● **HOW TO COMPLETE THIS TASK**: Every entry below should be written out exactly, and no image should appear.

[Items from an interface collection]
○ ○ ○ ○ ○

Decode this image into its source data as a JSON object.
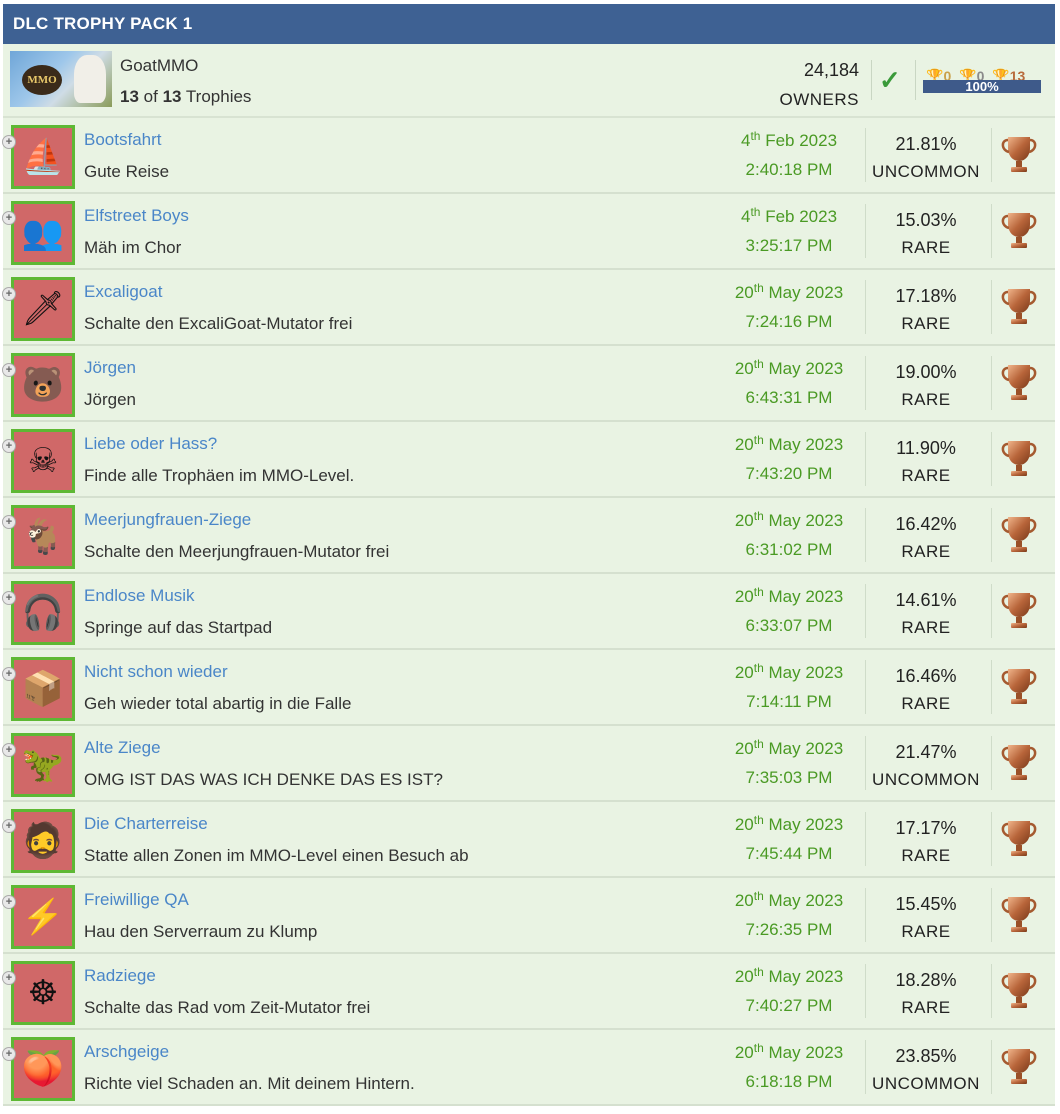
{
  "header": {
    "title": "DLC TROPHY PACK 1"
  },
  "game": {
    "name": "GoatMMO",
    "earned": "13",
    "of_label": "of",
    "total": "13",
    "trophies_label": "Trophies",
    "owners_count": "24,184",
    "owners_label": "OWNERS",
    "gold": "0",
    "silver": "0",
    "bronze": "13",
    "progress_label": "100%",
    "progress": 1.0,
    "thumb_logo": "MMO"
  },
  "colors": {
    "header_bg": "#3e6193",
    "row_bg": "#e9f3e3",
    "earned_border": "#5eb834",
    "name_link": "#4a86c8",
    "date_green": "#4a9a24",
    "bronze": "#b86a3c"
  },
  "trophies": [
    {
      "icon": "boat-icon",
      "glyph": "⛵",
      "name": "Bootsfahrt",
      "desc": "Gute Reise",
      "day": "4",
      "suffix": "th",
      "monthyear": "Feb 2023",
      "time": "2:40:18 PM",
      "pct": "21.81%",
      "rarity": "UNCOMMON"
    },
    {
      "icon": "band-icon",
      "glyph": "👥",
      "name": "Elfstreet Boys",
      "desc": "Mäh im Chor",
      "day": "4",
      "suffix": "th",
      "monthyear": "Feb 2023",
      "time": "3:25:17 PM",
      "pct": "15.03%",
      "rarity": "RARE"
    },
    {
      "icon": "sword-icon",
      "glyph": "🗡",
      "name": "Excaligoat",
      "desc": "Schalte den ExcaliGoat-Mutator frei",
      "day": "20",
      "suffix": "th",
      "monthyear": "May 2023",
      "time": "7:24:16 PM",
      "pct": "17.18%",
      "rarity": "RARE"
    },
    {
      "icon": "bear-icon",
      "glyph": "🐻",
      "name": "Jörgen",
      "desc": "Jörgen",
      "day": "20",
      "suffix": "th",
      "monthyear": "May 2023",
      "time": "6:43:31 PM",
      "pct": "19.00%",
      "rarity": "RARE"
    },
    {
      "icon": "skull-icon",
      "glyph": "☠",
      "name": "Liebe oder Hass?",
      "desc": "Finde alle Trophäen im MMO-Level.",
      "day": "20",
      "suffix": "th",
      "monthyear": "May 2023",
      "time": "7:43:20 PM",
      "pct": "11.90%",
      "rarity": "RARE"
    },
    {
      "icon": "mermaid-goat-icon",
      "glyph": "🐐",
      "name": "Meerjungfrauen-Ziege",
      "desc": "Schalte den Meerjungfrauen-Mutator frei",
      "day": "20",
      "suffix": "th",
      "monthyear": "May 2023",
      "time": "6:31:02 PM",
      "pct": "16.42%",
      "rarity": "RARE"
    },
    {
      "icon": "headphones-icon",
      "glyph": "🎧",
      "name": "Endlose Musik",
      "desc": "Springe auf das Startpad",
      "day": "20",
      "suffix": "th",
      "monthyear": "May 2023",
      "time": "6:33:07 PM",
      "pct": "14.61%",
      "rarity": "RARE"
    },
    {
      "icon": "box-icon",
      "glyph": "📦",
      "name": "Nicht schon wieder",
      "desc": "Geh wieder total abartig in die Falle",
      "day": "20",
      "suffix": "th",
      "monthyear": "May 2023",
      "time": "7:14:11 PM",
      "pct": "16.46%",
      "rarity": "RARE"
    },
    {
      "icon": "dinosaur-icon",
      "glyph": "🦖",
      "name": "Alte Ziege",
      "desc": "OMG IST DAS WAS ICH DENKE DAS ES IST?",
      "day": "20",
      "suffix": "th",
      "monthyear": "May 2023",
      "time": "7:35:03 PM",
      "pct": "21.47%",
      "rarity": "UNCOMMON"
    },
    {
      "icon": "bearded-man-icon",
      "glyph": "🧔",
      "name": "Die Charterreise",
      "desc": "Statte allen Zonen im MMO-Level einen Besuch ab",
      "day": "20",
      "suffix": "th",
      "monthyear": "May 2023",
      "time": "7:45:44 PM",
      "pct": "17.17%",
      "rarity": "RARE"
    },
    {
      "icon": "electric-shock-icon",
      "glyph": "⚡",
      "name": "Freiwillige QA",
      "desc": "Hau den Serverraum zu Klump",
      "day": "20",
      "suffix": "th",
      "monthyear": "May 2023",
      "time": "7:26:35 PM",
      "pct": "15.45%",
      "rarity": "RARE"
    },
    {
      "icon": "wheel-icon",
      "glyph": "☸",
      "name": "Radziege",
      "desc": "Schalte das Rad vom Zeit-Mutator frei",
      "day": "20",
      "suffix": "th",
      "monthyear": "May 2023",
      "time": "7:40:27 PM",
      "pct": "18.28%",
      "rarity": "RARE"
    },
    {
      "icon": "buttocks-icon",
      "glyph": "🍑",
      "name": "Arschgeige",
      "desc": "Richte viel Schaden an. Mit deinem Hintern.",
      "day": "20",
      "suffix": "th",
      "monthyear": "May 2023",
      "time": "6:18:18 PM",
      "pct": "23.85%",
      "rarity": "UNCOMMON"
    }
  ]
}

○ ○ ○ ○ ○

● **RESPONSE TO THE EXERCISE**:
Decode this image into its source data as a JSON object.
{
  "header": {
    "title": "DLC TROPHY PACK 1"
  },
  "game": {
    "name": "GoatMMO",
    "earned": "13",
    "of_label": "of",
    "total": "13",
    "trophies_label": "Trophies",
    "owners_count": "24,184",
    "owners_label": "OWNERS",
    "gold": "0",
    "silver": "0",
    "bronze": "13",
    "progress_label": "100%",
    "progress": 1.0,
    "thumb_logo": "MMO"
  },
  "colors": {
    "header_bg": "#3e6193",
    "row_bg": "#e9f3e3",
    "earned_border": "#5eb834",
    "name_link": "#4a86c8",
    "date_green": "#4a9a24",
    "bronze": "#b86a3c"
  },
  "trophies": [
    {
      "icon": "boat-icon",
      "glyph": "⛵",
      "name": "Bootsfahrt",
      "desc": "Gute Reise",
      "day": "4",
      "suffix": "th",
      "monthyear": "Feb 2023",
      "time": "2:40:18 PM",
      "pct": "21.81%",
      "rarity": "UNCOMMON"
    },
    {
      "icon": "band-icon",
      "glyph": "👥",
      "name": "Elfstreet Boys",
      "desc": "Mäh im Chor",
      "day": "4",
      "suffix": "th",
      "monthyear": "Feb 2023",
      "time": "3:25:17 PM",
      "pct": "15.03%",
      "rarity": "RARE"
    },
    {
      "icon": "sword-icon",
      "glyph": "🗡",
      "name": "Excaligoat",
      "desc": "Schalte den ExcaliGoat-Mutator frei",
      "day": "20",
      "suffix": "th",
      "monthyear": "May 2023",
      "time": "7:24:16 PM",
      "pct": "17.18%",
      "rarity": "RARE"
    },
    {
      "icon": "bear-icon",
      "glyph": "🐻",
      "name": "Jörgen",
      "desc": "Jörgen",
      "day": "20",
      "suffix": "th",
      "monthyear": "May 2023",
      "time": "6:43:31 PM",
      "pct": "19.00%",
      "rarity": "RARE"
    },
    {
      "icon": "skull-icon",
      "glyph": "☠",
      "name": "Liebe oder Hass?",
      "desc": "Finde alle Trophäen im MMO-Level.",
      "day": "20",
      "suffix": "th",
      "monthyear": "May 2023",
      "time": "7:43:20 PM",
      "pct": "11.90%",
      "rarity": "RARE"
    },
    {
      "icon": "mermaid-goat-icon",
      "glyph": "🐐",
      "name": "Meerjungfrauen-Ziege",
      "desc": "Schalte den Meerjungfrauen-Mutator frei",
      "day": "20",
      "suffix": "th",
      "monthyear": "May 2023",
      "time": "6:31:02 PM",
      "pct": "16.42%",
      "rarity": "RARE"
    },
    {
      "icon": "headphones-icon",
      "glyph": "🎧",
      "name": "Endlose Musik",
      "desc": "Springe auf das Startpad",
      "day": "20",
      "suffix": "th",
      "monthyear": "May 2023",
      "time": "6:33:07 PM",
      "pct": "14.61%",
      "rarity": "RARE"
    },
    {
      "icon": "box-icon",
      "glyph": "📦",
      "name": "Nicht schon wieder",
      "desc": "Geh wieder total abartig in die Falle",
      "day": "20",
      "suffix": "th",
      "monthyear": "May 2023",
      "time": "7:14:11 PM",
      "pct": "16.46%",
      "rarity": "RARE"
    },
    {
      "icon": "dinosaur-icon",
      "glyph": "🦖",
      "name": "Alte Ziege",
      "desc": "OMG IST DAS WAS ICH DENKE DAS ES IST?",
      "day": "20",
      "suffix": "th",
      "monthyear": "May 2023",
      "time": "7:35:03 PM",
      "pct": "21.47%",
      "rarity": "UNCOMMON"
    },
    {
      "icon": "bearded-man-icon",
      "glyph": "🧔",
      "name": "Die Charterreise",
      "desc": "Statte allen Zonen im MMO-Level einen Besuch ab",
      "day": "20",
      "suffix": "th",
      "monthyear": "May 2023",
      "time": "7:45:44 PM",
      "pct": "17.17%",
      "rarity": "RARE"
    },
    {
      "icon": "electric-shock-icon",
      "glyph": "⚡",
      "name": "Freiwillige QA",
      "desc": "Hau den Serverraum zu Klump",
      "day": "20",
      "suffix": "th",
      "monthyear": "May 2023",
      "time": "7:26:35 PM",
      "pct": "15.45%",
      "rarity": "RARE"
    },
    {
      "icon": "wheel-icon",
      "glyph": "☸",
      "name": "Radziege",
      "desc": "Schalte das Rad vom Zeit-Mutator frei",
      "day": "20",
      "suffix": "th",
      "monthyear": "May 2023",
      "time": "7:40:27 PM",
      "pct": "18.28%",
      "rarity": "RARE"
    },
    {
      "icon": "buttocks-icon",
      "glyph": "🍑",
      "name": "Arschgeige",
      "desc": "Richte viel Schaden an. Mit deinem Hintern.",
      "day": "20",
      "suffix": "th",
      "monthyear": "May 2023",
      "time": "6:18:18 PM",
      "pct": "23.85%",
      "rarity": "UNCOMMON"
    }
  ]
}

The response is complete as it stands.